Ignore the billionaires - diversity, equity and inclusion are good for investors


Some billionaires argue diversity, equity and inclusion policies are a bad thing – and could even cause plane crashes. Pendal’s MURRAY ACKMAN explains why they’re wrong

AMERICAN billionaires seem to be picking fights with big brands and civil rights groups over whether corporate diversity, equity and inclusion (DEI) policies are discriminatory.

Or even whether they cause aircraft malfunctions.

If you’ve been following the “woke backlash”, you’d be familiar with recent flash points such as the campaign against Harvard’s first Black female president Claudine Gay.

Tesla’s Elon Musk, hedge fund manager Bill Ackman and Lululemon founder Chip Wilson have all been engaging in civil discourse on social media recently, expressing anti-DEI views.

Musk went as far as suggesting that Boeing, fresh from having a fuselage panel fall off mid-flight last month, was prioritising diversity over safety. That drew a swift rebuke from civil rights groups.

“DEI must DIE,” Musk said recently on his X social network. “The point was to end discrimination, not replace it with different discrimination.”

This week the Tesla CEO erased mention of DEI in the electric vehicle maker’s corporate filings.

Do DEI critics have a point? And what does that mean for investors and companies?

What are the concerns about DEI?

Musk’s criticism of Boeing centred around the impact and unintended consequences of connecting executive pay to diversity targets and ESG metrics.

At the start of 2022 Boeing altered its bonus scheme, rewarding executives who hit certain climate and DEI targets.

Boeing is certainly not alone here.

In 2011, just 1 per cent of listed companies had such a policy. By 2021 it was 38 per cent, and the trend continues.

Supporters argue this is positive for companies and shareholders.

The idea is that such policies safeguard future economic results from risks while aligning the managerial objectives with shareholder interests.

Sharemarket analysts look for such policies as a sign that a business cares about a particular issue.

Who’s right?

Does linking executive pay to diversity improve a business? Or are such corporate DEI policies a sign of excess?

There are plenty of studies – including from Pereptual’s Regnan sustainable investing business – suggesting DEI can drive business outperformance.

2021 study from sustainable investing leader Regnan found that DEI – and especially equity and inclusion – can drive business outperformance.

series of McKinsey & Company reports found “not only that the [DEI] business case remains robust but also that the relationship between diversity on executive teams and the likelihood of financial outperformance has strengthened over time”.

Yet Regnan also found many businesses think about diversity and inclusion in a flawed way.
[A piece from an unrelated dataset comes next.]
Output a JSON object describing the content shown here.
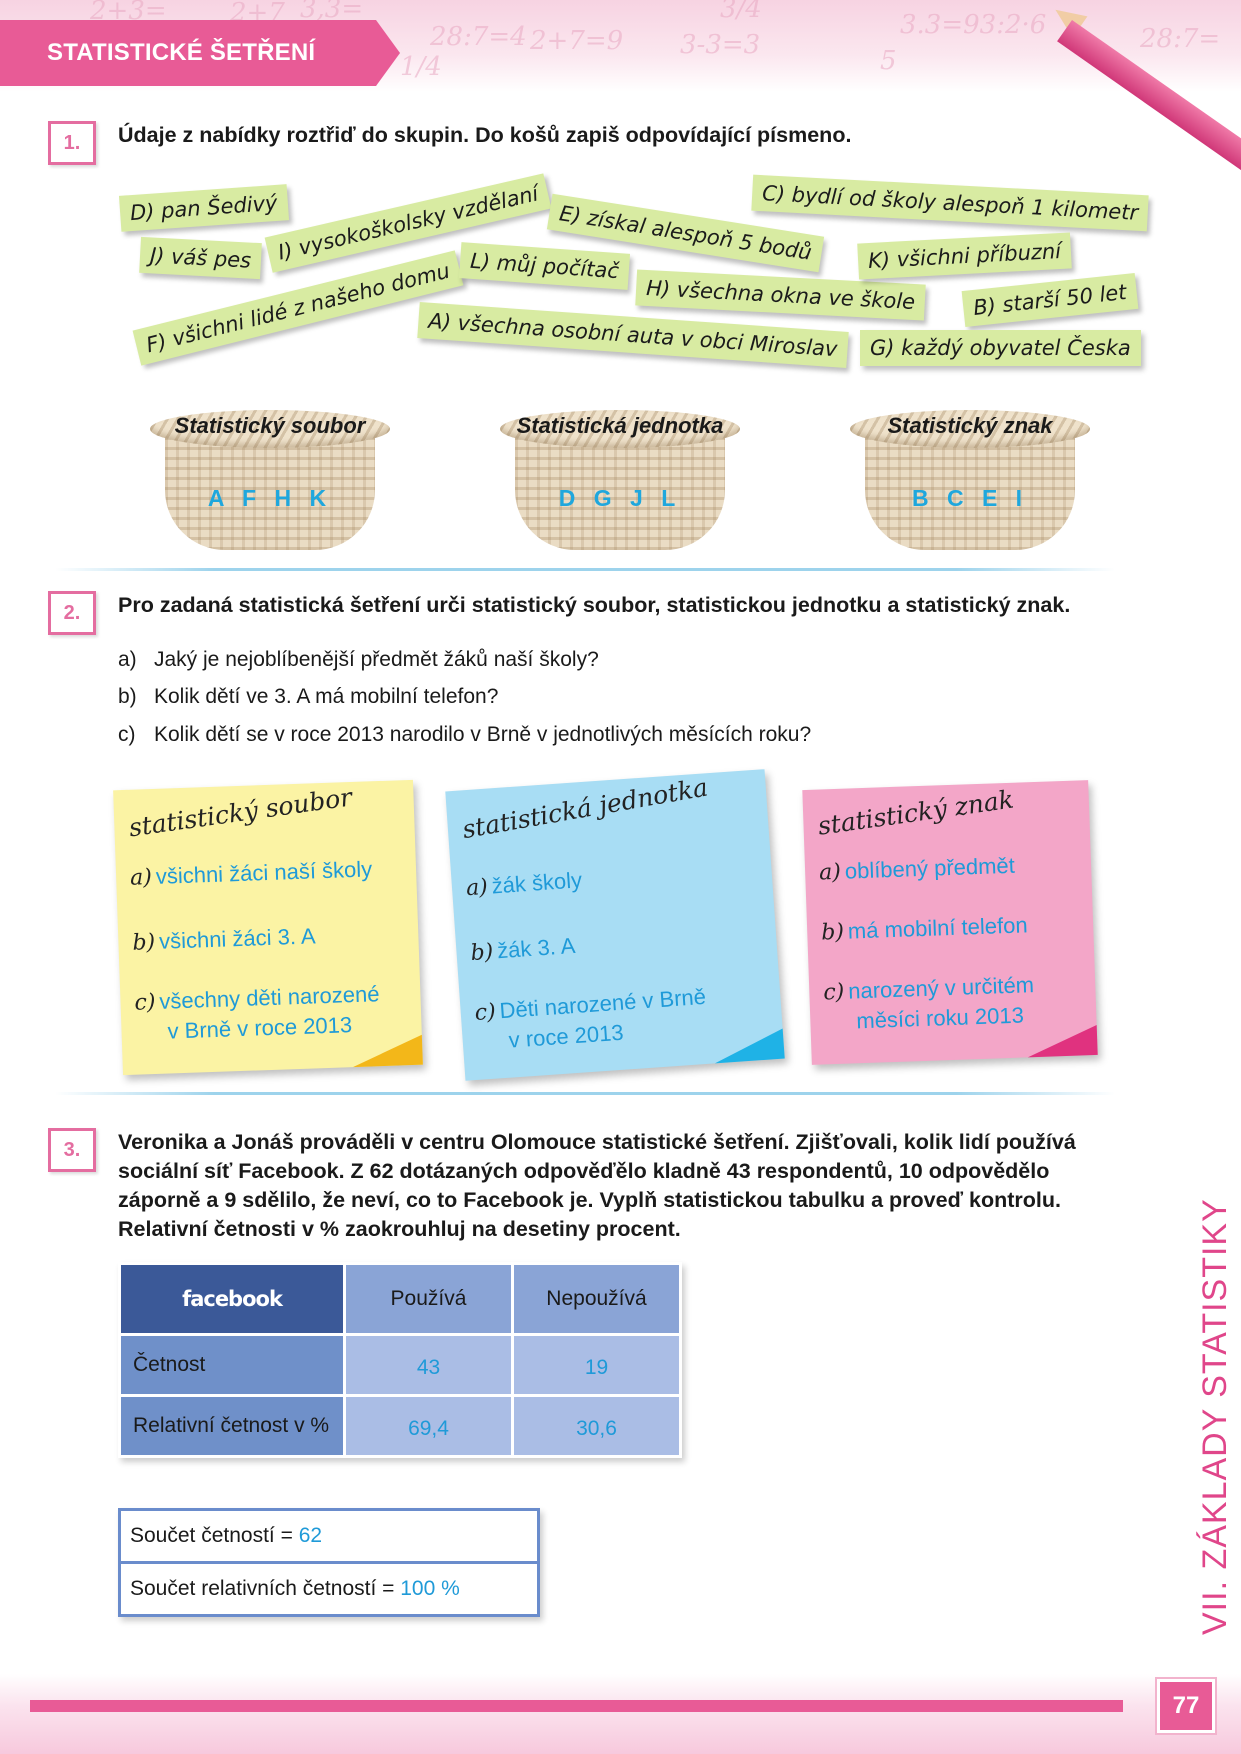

For example, DEI policies often focus on the needs of minority groups, while majorities are not always adequately considered.

For investors and companies alike, we believe organisational settings should allow all talent to flourish – including ‘majority talent’ as well as talent that is traditionally under-represented.

These are essential pre-requisites for an equitable and inclusive workplace. Businesses benefit from fair employment practices, supportive cultures and open decision-making.

What it means for investors

While there is now a lot of ESG measurement going on inside companies, it’s fair to say there could be a deeper discussion about how inclusive culture can be good for a business.

But is Elon Musk right to say there is undue focus placed on DEI?

The billionaire’s complaints could make sense in the context of a boot-strapped start-up operating from the proverbial garage.

But it feels provocative coming from the CEO of a business with one of the highest market caps in history.

Based on our experience at Pendal, businesses clearly demonstrate what they care about by what they report.

And that is useful for investors.

Investors should expect to see comprehensive DE&I plans from companies. And take caution with companies that ignore these responsibilities.

And they should look beyond the reported diversity numbers to understand if a business has the right structure to allow for diversity and growth.

While it’s entertaining to see billionaires argue among themselves, investors must understand how a company thinks about diversity and inclusion if they want to understand whether it is managing risks.